* [Material for this exercise]
+ + +

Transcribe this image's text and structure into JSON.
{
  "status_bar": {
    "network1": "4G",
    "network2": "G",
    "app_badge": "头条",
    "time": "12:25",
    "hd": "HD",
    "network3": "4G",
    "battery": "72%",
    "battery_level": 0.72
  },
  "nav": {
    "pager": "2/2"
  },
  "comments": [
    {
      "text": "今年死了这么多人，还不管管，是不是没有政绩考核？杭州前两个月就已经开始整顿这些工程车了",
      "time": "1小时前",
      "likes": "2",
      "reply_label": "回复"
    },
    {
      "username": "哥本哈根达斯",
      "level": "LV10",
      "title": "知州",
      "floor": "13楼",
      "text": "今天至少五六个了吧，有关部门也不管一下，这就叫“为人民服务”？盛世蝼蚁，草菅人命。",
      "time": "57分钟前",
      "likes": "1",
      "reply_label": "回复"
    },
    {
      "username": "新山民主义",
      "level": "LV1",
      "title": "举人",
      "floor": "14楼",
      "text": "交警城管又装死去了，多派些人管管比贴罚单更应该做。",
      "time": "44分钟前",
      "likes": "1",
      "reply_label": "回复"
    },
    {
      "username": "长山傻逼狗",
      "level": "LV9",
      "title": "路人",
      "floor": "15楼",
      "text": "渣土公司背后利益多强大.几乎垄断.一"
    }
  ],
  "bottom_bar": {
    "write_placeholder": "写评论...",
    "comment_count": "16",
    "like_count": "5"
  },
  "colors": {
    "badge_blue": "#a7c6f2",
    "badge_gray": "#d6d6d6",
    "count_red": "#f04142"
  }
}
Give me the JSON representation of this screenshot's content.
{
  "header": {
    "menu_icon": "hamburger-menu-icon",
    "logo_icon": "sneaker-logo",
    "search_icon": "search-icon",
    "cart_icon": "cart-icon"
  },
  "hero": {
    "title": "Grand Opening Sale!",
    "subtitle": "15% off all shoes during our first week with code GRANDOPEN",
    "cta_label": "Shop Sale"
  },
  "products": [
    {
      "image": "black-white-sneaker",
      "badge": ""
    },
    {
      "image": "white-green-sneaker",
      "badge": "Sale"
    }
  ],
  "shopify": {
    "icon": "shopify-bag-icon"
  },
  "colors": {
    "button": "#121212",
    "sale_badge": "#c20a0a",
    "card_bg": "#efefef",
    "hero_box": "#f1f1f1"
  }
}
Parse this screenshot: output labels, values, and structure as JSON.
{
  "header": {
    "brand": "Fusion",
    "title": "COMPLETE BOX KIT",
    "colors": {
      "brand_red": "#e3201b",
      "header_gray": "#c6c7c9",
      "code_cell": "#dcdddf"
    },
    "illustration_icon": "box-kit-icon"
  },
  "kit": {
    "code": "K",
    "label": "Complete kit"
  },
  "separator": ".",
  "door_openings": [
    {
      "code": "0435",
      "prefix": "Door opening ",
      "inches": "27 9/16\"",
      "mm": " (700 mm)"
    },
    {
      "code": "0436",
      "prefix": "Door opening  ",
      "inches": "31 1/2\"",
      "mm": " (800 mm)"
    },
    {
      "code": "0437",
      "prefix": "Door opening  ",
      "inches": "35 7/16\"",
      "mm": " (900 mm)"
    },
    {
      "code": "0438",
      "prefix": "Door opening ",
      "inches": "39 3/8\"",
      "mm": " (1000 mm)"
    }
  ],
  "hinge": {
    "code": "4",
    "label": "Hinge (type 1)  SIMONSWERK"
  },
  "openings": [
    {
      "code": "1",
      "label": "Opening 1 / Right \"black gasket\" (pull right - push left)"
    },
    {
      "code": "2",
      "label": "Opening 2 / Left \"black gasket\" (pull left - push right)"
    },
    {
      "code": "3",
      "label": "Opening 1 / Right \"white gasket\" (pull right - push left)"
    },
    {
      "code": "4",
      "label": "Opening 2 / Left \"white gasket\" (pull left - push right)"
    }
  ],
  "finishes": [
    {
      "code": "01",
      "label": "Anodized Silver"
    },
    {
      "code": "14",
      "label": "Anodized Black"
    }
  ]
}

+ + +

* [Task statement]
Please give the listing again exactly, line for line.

* [Result for this exercise]
Transcribe this image's text and structure into JSON.
{
  "status_bar": {
    "network1": "4G",
    "network2": "G",
    "app_badge": "头条",
    "time": "12:25",
    "hd": "HD",
    "network3": "4G",
    "battery": "72%",
    "battery_level": 0.72
  },
  "nav": {
    "pager": "2/2"
  },
  "comments": [
    {
      "text": "今年死了这么多人，还不管管，是不是没有政绩考核？杭州前两个月就已经开始整顿这些工程车了",
      "time": "1小时前",
      "likes": "2",
      "reply_label": "回复"
    },
    {
      "username": "哥本哈根达斯",
      "level": "LV10",
      "title": "知州",
      "floor": "13楼",
      "text": "今天至少五六个了吧，有关部门也不管一下，这就叫“为人民服务”？盛世蝼蚁，草菅人命。",
      "time": "57分钟前",
      "likes": "1",
      "reply_label": "回复"
    },
    {
      "username": "新山民主义",
      "level": "LV1",
      "title": "举人",
      "floor": "14楼",
      "text": "交警城管又装死去了，多派些人管管比贴罚单更应该做。",
      "time": "44分钟前",
      "likes": "1",
      "reply_label": "回复"
    },
    {
      "username": "长山傻逼狗",
      "level": "LV9",
      "title": "路人",
      "floor": "15楼",
      "text": "渣土公司背后利益多强大.几乎垄断.一"
    }
  ],
  "bottom_bar": {
    "write_placeholder": "写评论...",
    "comment_count": "16",
    "like_count": "5"
  },
  "colors": {
    "badge_blue": "#a7c6f2",
    "badge_gray": "#d6d6d6",
    "count_red": "#f04142"
  }
}
Give me the JSON representation of this screenshot's content.
{
  "header": {
    "menu_icon": "hamburger-menu-icon",
    "logo_icon": "sneaker-logo",
    "search_icon": "search-icon",
    "cart_icon": "cart-icon"
  },
  "hero": {
    "title": "Grand Opening Sale!",
    "subtitle": "15% off all shoes during our first week with code GRANDOPEN",
    "cta_label": "Shop Sale"
  },
  "products": [
    {
      "image": "black-white-sneaker",
      "badge": ""
    },
    {
      "image": "white-green-sneaker",
      "badge": "Sale"
    }
  ],
  "shopify": {
    "icon": "shopify-bag-icon"
  },
  "colors": {
    "button": "#121212",
    "sale_badge": "#c20a0a",
    "card_bg": "#efefef",
    "hero_box": "#f1f1f1"
  }
}
Parse this screenshot: output labels, values, and structure as JSON.
{
  "header": {
    "brand": "Fusion",
    "title": "COMPLETE BOX KIT",
    "colors": {
      "brand_red": "#e3201b",
      "header_gray": "#c6c7c9",
      "code_cell": "#dcdddf"
    },
    "illustration_icon": "box-kit-icon"
  },
  "kit": {
    "code": "K",
    "label": "Complete kit"
  },
  "separator": ".",
  "door_openings": [
    {
      "code": "0435",
      "prefix": "Door opening ",
      "inches": "27 9/16\"",
      "mm": " (700 mm)"
    },
    {
      "code": "0436",
      "prefix": "Door opening  ",
      "inches": "31 1/2\"",
      "mm": " (800 mm)"
    },
    {
      "code": "0437",
      "prefix": "Door opening  ",
      "inches": "35 7/16\"",
      "mm": " (900 mm)"
    },
    {
      "code": "0438",
      "prefix": "Door opening ",
      "inches": "39 3/8\"",
      "mm": " (1000 mm)"
    }
  ],
  "hinge": {
    "code": "4",
    "label": "Hinge (type 1)  SIMONSWERK"
  },
  "openings": [
    {
      "code": "1",
      "label": "Opening 1 / Right \"black gasket\" (pull right - push left)"
    },
    {
      "code": "2",
      "label": "Opening 2 / Left \"black gasket\" (pull left - push right)"
    },
    {
      "code": "3",
      "label": "Opening 1 / Right \"white gasket\" (pull right - push left)"
    },
    {
      "code": "4",
      "label": "Opening 2 / Left \"white gasket\" (pull left - push right)"
    }
  ],
  "finishes": [
    {
      "code": "01",
      "label": "Anodized Silver"
    },
    {
      "code": "14",
      "label": "Anodized Black"
    }
  ]
}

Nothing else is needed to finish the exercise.